Talk:transreption

Definition from Wiktionary, the free dictionary
Jump to: navigation, search

RFV discussion: August 2013–June 2014[edit]

Keep tidy.svg

The following information has failed Wiktionary's verification process.

Failure to be verified may either mean that this information is fabricated, or is merely beyond our resources to confirm. We have archived here the disputed information, the verification discussion, and any documentation gathered so far, pending further evidence.
Do not re-add this information to the article without also submitting proof that it meets Wiktionary's criteria for inclusion. See also Wiktionary:Previously deleted entries.


transreption

All I can see on the web are some dictionary definitions that use the exact same wording. Some examples of actual usage please. SemperBlotto (talk) 07:10, 27 August 2013 (UTC)
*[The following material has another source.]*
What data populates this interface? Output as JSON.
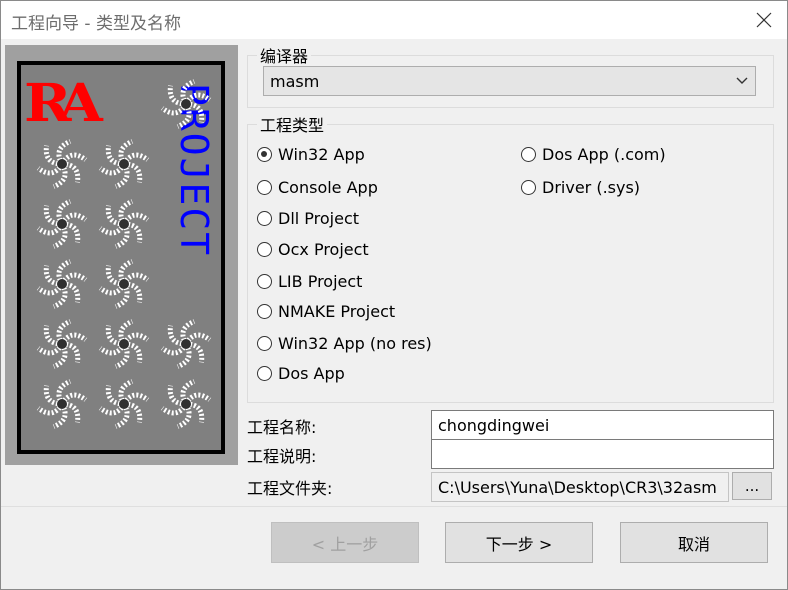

The single result in Google Books is https://www.google.com/search?q=%22transreption%22&btnG=Search+Books&tbm=bks&tbo=1 where it uses the term in anger exactly once:
  • "Since this is a somewhat silly example, I've used the active:ncodeToString tool to provide the simplest transreption available for any Java object: turn it into a string."
Frankly, almost every instance I see in Google search is related to NetKernels, which makes me suspect it's mainly a specific jargon. There are, however, traces around for wider use, as http://www.isocat.org/files/archive.html
  • "2010-4-7
    The 922 revision provides the following functionality:
    ● worked around the Relax NG transreption error"
... Ah, there's http://www.infoq.com/articles/netkernel-intro, which contains what might be the source of the term:
  • "However, at the logical level, code is not aware of physical level types. This leads to a new concept called transrepresentation. If a client requests a representation type that an endpoint does not provide then the microkernel can intermediate. When a mismatch is detected, the microkernel searches for a Transreptor that can convert from one type to the other.
Transreptors turn out to be very useful. Conceptually, a transreptor converts information from one physical form to another. This covers a significant amount of computer processing including:
...
The key point is that this is a lossless transformation, information is preserved while the physical representation is changed. [...]
In addition, transreption allows the system to move information from inefficient forms into efficiently processable forms, for example, source code to byte code. These transitions occur frequently but only require a one-time conversion cost and thereafter can be obtained in the efficient form. In a formal sense, transreption removes entropy from resources.
So we have evidence as to the etymology of the word (contraction of transrepresentation), and some evidence that it's used in the wild, but not a lot, and probably not that would survive the standards for verification.
-- Catsidhe (verba, facta) 07:32, 27 August 2013 (UTC)
Failed. — Ungoliant (falai) 02:17, 5 June 2014 (UTC)